— What to produce —
Only an exact retyping of all the entries counts as an answer.

-=-=-

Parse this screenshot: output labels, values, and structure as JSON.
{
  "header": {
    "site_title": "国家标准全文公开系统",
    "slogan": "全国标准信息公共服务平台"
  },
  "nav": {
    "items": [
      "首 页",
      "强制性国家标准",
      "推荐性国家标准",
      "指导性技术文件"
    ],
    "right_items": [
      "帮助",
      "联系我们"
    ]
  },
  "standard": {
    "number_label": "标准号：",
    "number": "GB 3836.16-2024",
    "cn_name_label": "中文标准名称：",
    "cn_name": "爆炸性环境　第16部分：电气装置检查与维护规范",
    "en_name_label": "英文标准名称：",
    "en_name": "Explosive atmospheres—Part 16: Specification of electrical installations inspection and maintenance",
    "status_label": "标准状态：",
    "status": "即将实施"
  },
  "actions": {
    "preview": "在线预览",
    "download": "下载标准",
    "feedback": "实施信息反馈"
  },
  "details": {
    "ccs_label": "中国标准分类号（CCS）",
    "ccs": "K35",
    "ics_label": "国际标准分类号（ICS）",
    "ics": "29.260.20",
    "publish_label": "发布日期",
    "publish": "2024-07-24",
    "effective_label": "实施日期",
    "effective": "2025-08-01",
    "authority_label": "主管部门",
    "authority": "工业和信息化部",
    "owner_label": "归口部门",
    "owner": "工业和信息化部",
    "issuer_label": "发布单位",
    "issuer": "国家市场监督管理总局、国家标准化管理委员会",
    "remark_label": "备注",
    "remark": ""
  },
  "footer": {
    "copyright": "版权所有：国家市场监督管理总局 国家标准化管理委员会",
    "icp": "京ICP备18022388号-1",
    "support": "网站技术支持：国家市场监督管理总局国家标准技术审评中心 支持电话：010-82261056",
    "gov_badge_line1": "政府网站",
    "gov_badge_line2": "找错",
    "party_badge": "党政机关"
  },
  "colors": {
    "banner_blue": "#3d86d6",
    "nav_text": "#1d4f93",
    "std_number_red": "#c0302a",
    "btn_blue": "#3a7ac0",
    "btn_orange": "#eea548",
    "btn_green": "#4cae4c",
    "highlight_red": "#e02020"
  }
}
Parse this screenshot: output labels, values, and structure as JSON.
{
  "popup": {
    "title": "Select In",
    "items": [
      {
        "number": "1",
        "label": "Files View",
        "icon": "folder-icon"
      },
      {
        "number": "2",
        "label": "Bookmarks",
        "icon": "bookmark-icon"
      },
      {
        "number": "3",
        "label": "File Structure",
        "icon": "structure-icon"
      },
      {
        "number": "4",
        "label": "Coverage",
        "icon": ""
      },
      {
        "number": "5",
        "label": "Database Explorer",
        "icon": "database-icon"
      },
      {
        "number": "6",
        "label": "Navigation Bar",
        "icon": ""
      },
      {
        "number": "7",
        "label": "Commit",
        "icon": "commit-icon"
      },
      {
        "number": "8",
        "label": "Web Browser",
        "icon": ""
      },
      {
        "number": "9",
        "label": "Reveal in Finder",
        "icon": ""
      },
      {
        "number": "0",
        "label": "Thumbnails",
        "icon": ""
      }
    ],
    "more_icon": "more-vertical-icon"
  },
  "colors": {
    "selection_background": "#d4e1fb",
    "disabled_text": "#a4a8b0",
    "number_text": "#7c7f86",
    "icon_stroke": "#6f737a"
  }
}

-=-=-

— Worked solution —
Parse this screenshot: output labels, values, and structure as JSON.
{
  "header": {
    "site_title": "国家标准全文公开系统",
    "slogan": "全国标准信息公共服务平台"
  },
  "nav": {
    "items": [
      "首 页",
      "强制性国家标准",
      "推荐性国家标准",
      "指导性技术文件"
    ],
    "right_items": [
      "帮助",
      "联系我们"
    ]
  },
  "standard": {
    "number_label": "标准号：",
    "number": "GB 3836.16-2024",
    "cn_name_label": "中文标准名称：",
    "cn_name": "爆炸性环境　第16部分：电气装置检查与维护规范",
    "en_name_label": "英文标准名称：",
    "en_name": "Explosive atmospheres—Part 16: Specification of electrical installations inspection and maintenance",
    "status_label": "标准状态：",
    "status": "即将实施"
  },
  "actions": {
    "preview": "在线预览",
    "download": "下载标准",
    "feedback": "实施信息反馈"
  },
  "details": {
    "ccs_label": "中国标准分类号（CCS）",
    "ccs": "K35",
    "ics_label": "国际标准分类号（ICS）",
    "ics": "29.260.20",
    "publish_label": "发布日期",
    "publish": "2024-07-24",
    "effective_label": "实施日期",
    "effective": "2025-08-01",
    "authority_label": "主管部门",
    "authority": "工业和信息化部",
    "owner_label": "归口部门",
    "owner": "工业和信息化部",
    "issuer_label": "发布单位",
    "issuer": "国家市场监督管理总局、国家标准化管理委员会",
    "remark_label": "备注",
    "remark": ""
  },
  "footer": {
    "copyright": "版权所有：国家市场监督管理总局 国家标准化管理委员会",
    "icp": "京ICP备18022388号-1",
    "support": "网站技术支持：国家市场监督管理总局国家标准技术审评中心 支持电话：010-82261056",
    "gov_badge_line1": "政府网站",
    "gov_badge_line2": "找错",
    "party_badge": "党政机关"
  },
  "colors": {
    "banner_blue": "#3d86d6",
    "nav_text": "#1d4f93",
    "std_number_red": "#c0302a",
    "btn_blue": "#3a7ac0",
    "btn_orange": "#eea548",
    "btn_green": "#4cae4c",
    "highlight_red": "#e02020"
  }
}
Parse this screenshot: output labels, values, and structure as JSON.
{
  "popup": {
    "title": "Select In",
    "items": [
      {
        "number": "1",
        "label": "Files View",
        "icon": "folder-icon"
      },
      {
        "number": "2",
        "label": "Bookmarks",
        "icon": "bookmark-icon"
      },
      {
        "number": "3",
        "label": "File Structure",
        "icon": "structure-icon"
      },
      {
        "number": "4",
        "label": "Coverage",
        "icon": ""
      },
      {
        "number": "5",
        "label": "Database Explorer",
        "icon": "database-icon"
      },
      {
        "number": "6",
        "label": "Navigation Bar",
        "icon": ""
      },
      {
        "number": "7",
        "label": "Commit",
        "icon": "commit-icon"
      },
      {
        "number": "8",
        "label": "Web Browser",
        "icon": ""
      },
      {
        "number": "9",
        "label": "Reveal in Finder",
        "icon": ""
      },
      {
        "number": "0",
        "label": "Thumbnails",
        "icon": ""
      }
    ],
    "more_icon": "more-vertical-icon"
  },
  "colors": {
    "selection_background": "#d4e1fb",
    "disabled_text": "#a4a8b0",
    "number_text": "#7c7f86",
    "icon_stroke": "#6f737a"
  }
}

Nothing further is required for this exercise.